When I get home after a stressful day, there are lots of items in which I might indulge – television, Cadbury Mini Eggs, diet Cokes, Starburst jelly beans, nachos, Harry Potter novels.
Most of these are not great for my overall health or well-being.
However, I do have at least one healthy, non-harmful task that I crave on stressful days. It’s productive, simple, and meaningful, and I find that I can motivate to complete this task even when I’m pissed at the world, everyone in it, and myself – building a fire.
I didn’t learn to make a fire until I was 25 years old.

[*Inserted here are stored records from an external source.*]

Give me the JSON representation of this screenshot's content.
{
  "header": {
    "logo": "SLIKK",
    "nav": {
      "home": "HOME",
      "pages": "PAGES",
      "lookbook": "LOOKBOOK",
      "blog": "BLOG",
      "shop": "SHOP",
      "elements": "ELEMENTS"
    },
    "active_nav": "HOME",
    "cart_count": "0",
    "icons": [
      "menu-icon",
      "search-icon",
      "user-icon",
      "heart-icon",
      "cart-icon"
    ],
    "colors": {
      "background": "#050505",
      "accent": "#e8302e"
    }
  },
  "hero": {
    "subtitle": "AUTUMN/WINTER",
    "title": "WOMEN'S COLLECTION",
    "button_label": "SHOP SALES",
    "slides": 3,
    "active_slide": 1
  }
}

Up until then, I’d had limited exposure to the great outdoors and the wonders of rustic living.
Ever since I learned how to make a fire, it’s been a great enjoyment for me. For several years, we lived in a house without a wood stove for heat, and that sucked. Our new lovely little farmhouse comes with a wonderful little wood stove, and every day when I get home, I sit cross-legged in the front of the stove and build a roaring, beautiful, warming, magical fire.
This task is productive. It’s tactile. It’s manageable, even when it feels difficult to put one foot in front of the other.

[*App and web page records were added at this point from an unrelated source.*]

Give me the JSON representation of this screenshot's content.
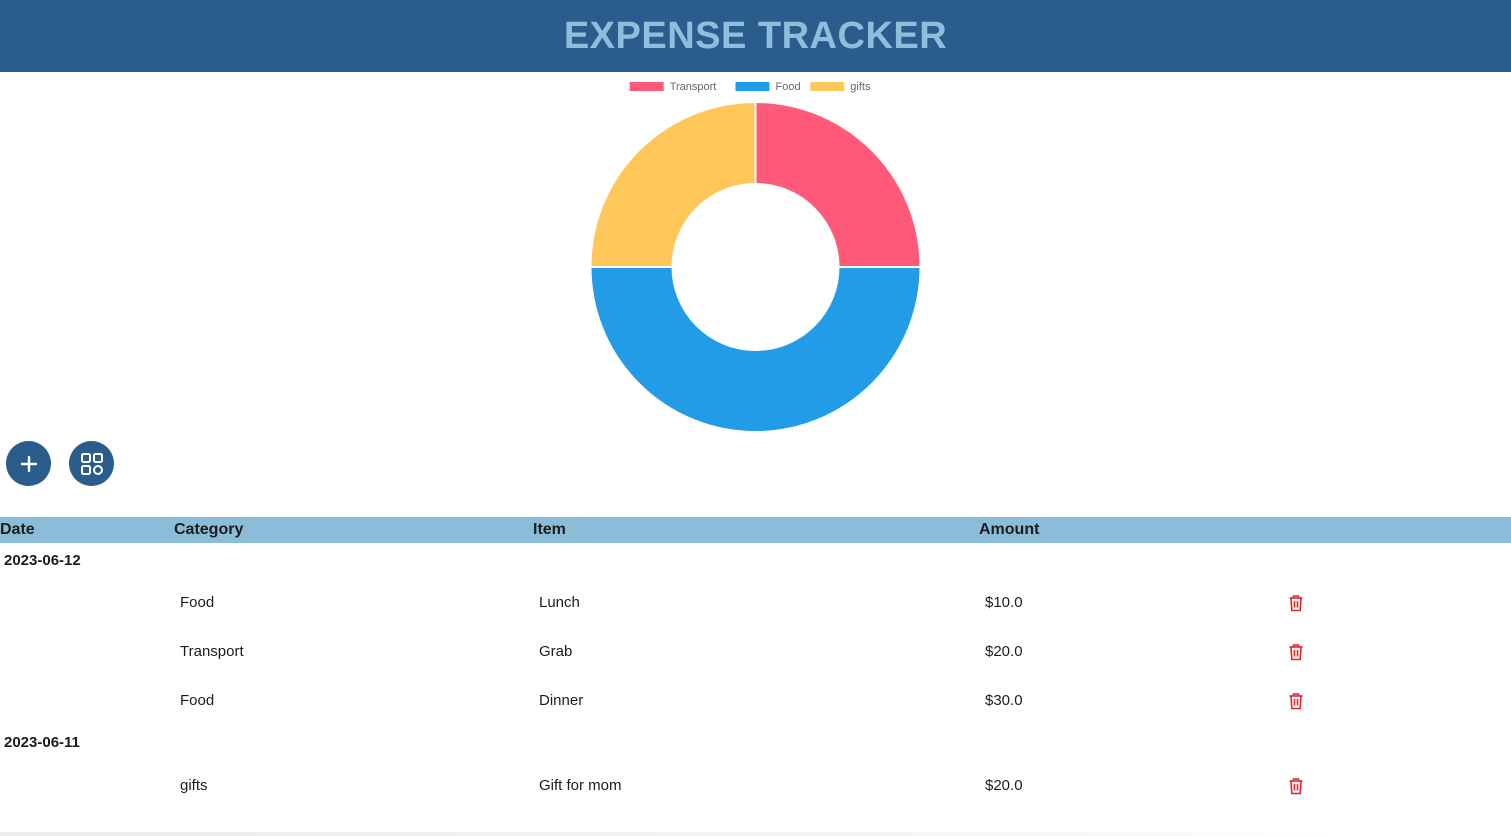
{
  "app": {
    "title": "EXPENSE TRACKER"
  },
  "colors": {
    "header_bg": "#2a5d8c",
    "title_text": "#8dbfdc",
    "table_header_bg": "#8cbdd8",
    "transport": "#ff5a7a",
    "food": "#229ce6",
    "gifts": "#ffc65a",
    "delete_icon": "#e0262f"
  },
  "chart_data": {
    "type": "pie",
    "variant": "doughnut",
    "legend": "top",
    "categories": [
      "Transport",
      "Food",
      "gifts"
    ],
    "values": [
      20.0,
      40.0,
      20.0
    ],
    "colors": [
      "#ff5a7a",
      "#229ce6",
      "#ffc65a"
    ]
  },
  "actions": {
    "add_icon": "plus-icon",
    "grid_icon": "grid-icon"
  },
  "table": {
    "headers": [
      "Date",
      "Category",
      "Item",
      "Amount"
    ],
    "groups": [
      {
        "date": "2023-06-12",
        "rows": [
          {
            "category": "Food",
            "item": "Lunch",
            "amount": "$10.0",
            "icon": "trash-icon"
          },
          {
            "category": "Transport",
            "item": "Grab",
            "amount": "$20.0",
            "icon": "trash-icon"
          },
          {
            "category": "Food",
            "item": "Dinner",
            "amount": "$30.0",
            "icon": "trash-icon"
          }
        ]
      },
      {
        "date": "2023-06-11",
        "rows": [
          {
            "category": "gifts",
            "item": "Gift for mom",
            "amount": "$20.0",
            "icon": "trash-icon"
          }
        ]
      }
    ]
  }
}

I am giddy with joy that the weather’s been warming up and that spring is coming. But I do feel a twinge of sadness that I haven’t needed to make a fire the past few days when I’ve walked in the side door of our lovely little farmhouse. Instead, I will warm up by looking at this adorable Sophie Corrigan drawing I found on Facebook yesterday: